| Task to complete |
Go through the entries below and copy each line containing the word "defeat".

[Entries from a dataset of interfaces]
+ + + +
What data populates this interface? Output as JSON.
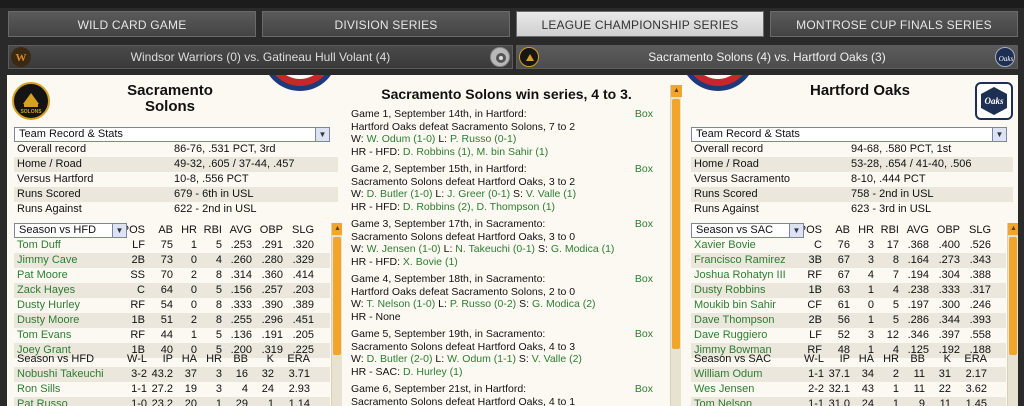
{
  "tabs": [
    {
      "label": "WILD CARD GAME",
      "active": false
    },
    {
      "label": "DIVISION SERIES",
      "active": false
    },
    {
      "label": "LEAGUE CHAMPIONSHIP SERIES",
      "active": true
    },
    {
      "label": "MONTROSE CUP FINALS SERIES",
      "active": false
    }
  ],
  "series": [
    {
      "label": "Windsor Warriors (0) vs. Gatineau Hull Volant  (4)",
      "active": false,
      "left_logo": "warriors-logo-icon",
      "right_logo": "volant-logo-icon"
    },
    {
      "label": "Sacramento Solons (4) vs. Hartford Oaks (3)",
      "active": true,
      "left_logo": "solons-logo-icon",
      "right_logo": "oaks-logo-icon"
    }
  ],
  "colors": {
    "accent_green": "#2e7d32",
    "scroll_orange": "#f1a52b",
    "active_tab": "#e0e0e0"
  },
  "left": {
    "team_name": "Sacramento Solons",
    "logo_text": "SOLONS",
    "dropdown": "Team Record & Stats",
    "stats": [
      {
        "label": "Overall record",
        "value": "86-76, .531 PCT, 3rd"
      },
      {
        "label": "Home / Road",
        "value": "49-32, .605 / 37-44, .457"
      },
      {
        "label": "Versus Hartford",
        "value": "10-8, .556 PCT"
      },
      {
        "label": "Runs Scored",
        "value": "679 - 6th  in USL"
      },
      {
        "label": "Runs Against",
        "value": "622 - 2nd  in USL"
      }
    ],
    "batting_dropdown": "Season vs HFD",
    "batting_headers": [
      "POS",
      "AB",
      "HR",
      "RBI",
      "AVG",
      "OBP",
      "SLG"
    ],
    "batters": [
      {
        "name": "Tom Duff",
        "pos": "LF",
        "ab": "75",
        "hr": "1",
        "rbi": "5",
        "avg": ".253",
        "obp": ".291",
        "slg": ".320"
      },
      {
        "name": "Jimmy Cave",
        "pos": "2B",
        "ab": "73",
        "hr": "0",
        "rbi": "4",
        "avg": ".260",
        "obp": ".280",
        "slg": ".329"
      },
      {
        "name": "Pat Moore",
        "pos": "SS",
        "ab": "70",
        "hr": "2",
        "rbi": "8",
        "avg": ".314",
        "obp": ".360",
        "slg": ".414"
      },
      {
        "name": "Zack Hayes",
        "pos": "C",
        "ab": "64",
        "hr": "0",
        "rbi": "5",
        "avg": ".156",
        "obp": ".257",
        "slg": ".203"
      },
      {
        "name": "Dusty Hurley",
        "pos": "RF",
        "ab": "54",
        "hr": "0",
        "rbi": "8",
        "avg": ".333",
        "obp": ".390",
        "slg": ".389"
      },
      {
        "name": "Dusty Moore",
        "pos": "1B",
        "ab": "51",
        "hr": "2",
        "rbi": "8",
        "avg": ".255",
        "obp": ".296",
        "slg": ".451"
      },
      {
        "name": "Tom Evans",
        "pos": "RF",
        "ab": "44",
        "hr": "1",
        "rbi": "5",
        "avg": ".136",
        "obp": ".191",
        "slg": ".205"
      },
      {
        "name": "Joey Grant",
        "pos": "1B",
        "ab": "40",
        "hr": "0",
        "rbi": "5",
        "avg": ".200",
        "obp": ".319",
        "slg": ".225"
      }
    ],
    "pitching_title": "Season vs HFD",
    "pitching_headers": [
      "W-L",
      "IP",
      "HA",
      "HR",
      "BB",
      "K",
      "ERA"
    ],
    "pitchers": [
      {
        "name": "Nobushi Takeuchi",
        "wl": "3-2",
        "ip": "43.2",
        "ha": "37",
        "hr": "3",
        "bb": "16",
        "k": "32",
        "era": "3.71"
      },
      {
        "name": "Ron Sills",
        "wl": "1-1",
        "ip": "27.2",
        "ha": "19",
        "hr": "3",
        "bb": "4",
        "k": "24",
        "era": "2.93"
      },
      {
        "name": "Pat Russo",
        "wl": "1-0",
        "ip": "23.2",
        "ha": "20",
        "hr": "1",
        "bb": "29",
        "k": "1",
        "era": "1.14"
      }
    ]
  },
  "center": {
    "title": "Sacramento Solons win series, 4 to 3.",
    "box_label": "Box",
    "games": [
      {
        "header": "Game 1, September 14th, in Hartford:",
        "result": "Hartford Oaks defeat Sacramento Solons, 7 to 2",
        "w_label": "W:",
        "w_text": "W. Odum (1-0)",
        "l_label": "L:",
        "l_text": "P. Russo (0-1)",
        "s_label": "",
        "s_text": "",
        "hr_label": "HR - HFD:",
        "hr_text": "D. Robbins (1), M. bin Sahir (1)"
      },
      {
        "header": "Game 2, September 15th, in Hartford:",
        "result": "Sacramento Solons defeat Hartford Oaks, 3 to 2",
        "w_label": "W:",
        "w_text": "D. Butler (1-0)",
        "l_label": "L:",
        "l_text": "J. Greer (0-1)",
        "s_label": "S:",
        "s_text": "V. Valle (1)",
        "hr_label": "HR - HFD:",
        "hr_text": "D. Robbins (2), D. Thompson (1)"
      },
      {
        "header": "Game 3, September 17th, in Sacramento:",
        "result": "Sacramento Solons defeat Hartford Oaks, 3 to 0",
        "w_label": "W:",
        "w_text": "W. Jensen (1-0)",
        "l_label": "L:",
        "l_text": "N. Takeuchi (0-1)",
        "s_label": "S:",
        "s_text": "G. Modica (1)",
        "hr_label": "HR - HFD:",
        "hr_text": "X. Bovie (1)"
      },
      {
        "header": "Game 4, September 18th, in Sacramento:",
        "result": "Hartford Oaks defeat Sacramento Solons, 2 to 0",
        "w_label": "W:",
        "w_text": "T. Nelson (1-0)",
        "l_label": "L:",
        "l_text": "P. Russo (0-2)",
        "s_label": "S:",
        "s_text": "G. Modica (2)",
        "hr_label": "HR - None",
        "hr_text": ""
      },
      {
        "header": "Game 5, September 19th, in Sacramento:",
        "result": "Sacramento Solons defeat Hartford Oaks, 4 to 3",
        "w_label": "W:",
        "w_text": "D. Butler (2-0)",
        "l_label": "L:",
        "l_text": "W. Odum (1-1)",
        "s_label": "S:",
        "s_text": "V. Valle (2)",
        "hr_label": "HR - SAC:",
        "hr_text": "D. Hurley (1)"
      },
      {
        "header": "Game 6, September 21st, in Hartford:",
        "result": "Sacramento Solons defeat Hartford Oaks, 4 to 1",
        "w_label": "",
        "w_text": "",
        "l_label": "",
        "l_text": "",
        "s_label": "",
        "s_text": "",
        "hr_label": "",
        "hr_text": ""
      }
    ]
  },
  "right": {
    "team_name": "Hartford Oaks",
    "logo_text": "Oaks",
    "dropdown": "Team Record & Stats",
    "stats": [
      {
        "label": "Overall record",
        "value": "94-68, .580 PCT, 1st"
      },
      {
        "label": "Home / Road",
        "value": "53-28, .654 / 41-40, .506"
      },
      {
        "label": "Versus Sacramento",
        "value": "8-10, .444 PCT"
      },
      {
        "label": "Runs Scored",
        "value": "758 - 2nd  in USL"
      },
      {
        "label": "Runs Against",
        "value": "623 - 3rd  in USL"
      }
    ],
    "batting_dropdown": "Season vs SAC",
    "batting_headers": [
      "POS",
      "AB",
      "HR",
      "RBI",
      "AVG",
      "OBP",
      "SLG"
    ],
    "batters": [
      {
        "name": "Xavier Bovie",
        "pos": "C",
        "ab": "76",
        "hr": "3",
        "rbi": "17",
        "avg": ".368",
        "obp": ".400",
        "slg": ".526"
      },
      {
        "name": "Francisco Ramirez",
        "pos": "3B",
        "ab": "67",
        "hr": "3",
        "rbi": "8",
        "avg": ".164",
        "obp": ".273",
        "slg": ".343"
      },
      {
        "name": "Joshua Rohatyn III",
        "pos": "RF",
        "ab": "67",
        "hr": "4",
        "rbi": "7",
        "avg": ".194",
        "obp": ".304",
        "slg": ".388"
      },
      {
        "name": "Dusty Robbins",
        "pos": "1B",
        "ab": "63",
        "hr": "1",
        "rbi": "4",
        "avg": ".238",
        "obp": ".333",
        "slg": ".317"
      },
      {
        "name": "Moukib bin Sahir",
        "pos": "CF",
        "ab": "61",
        "hr": "0",
        "rbi": "5",
        "avg": ".197",
        "obp": ".300",
        "slg": ".246"
      },
      {
        "name": "Dave Thompson",
        "pos": "2B",
        "ab": "56",
        "hr": "1",
        "rbi": "5",
        "avg": ".286",
        "obp": ".344",
        "slg": ".393"
      },
      {
        "name": "Dave Ruggiero",
        "pos": "LF",
        "ab": "52",
        "hr": "3",
        "rbi": "12",
        "avg": ".346",
        "obp": ".397",
        "slg": ".558"
      },
      {
        "name": "Jimmy Bowman",
        "pos": "RF",
        "ab": "48",
        "hr": "1",
        "rbi": "4",
        "avg": ".125",
        "obp": ".192",
        "slg": ".188"
      }
    ],
    "pitching_title": "Season vs SAC",
    "pitching_headers": [
      "W-L",
      "IP",
      "HA",
      "HR",
      "BB",
      "K",
      "ERA"
    ],
    "pitchers": [
      {
        "name": "William Odum",
        "wl": "1-1",
        "ip": "37.1",
        "ha": "34",
        "hr": "2",
        "bb": "11",
        "k": "31",
        "era": "2.17"
      },
      {
        "name": "Wes Jensen",
        "wl": "2-2",
        "ip": "32.1",
        "ha": "43",
        "hr": "1",
        "bb": "11",
        "k": "22",
        "era": "3.62"
      },
      {
        "name": "Tom Nelson",
        "wl": "1-1",
        "ip": "31.0",
        "ha": "24",
        "hr": "1",
        "bb": "9",
        "k": "11",
        "era": "1.45"
      }
    ]
  }
}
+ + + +
| Solution to this task |
        "result": "Hartford Oaks defeat Sacramento Solons, 7 to 2",
        "result": "Sacramento Solons defeat Hartford Oaks, 3 to 2",
        "result": "Sacramento Solons defeat Hartford Oaks, 3 to 0",
        "result": "Hartford Oaks defeat Sacramento Solons, 2 to 0",
        "result": "Sacramento Solons defeat Hartford Oaks, 4 to 3",
        "result": "Sacramento Solons defeat Hartford Oaks, 4 to 1",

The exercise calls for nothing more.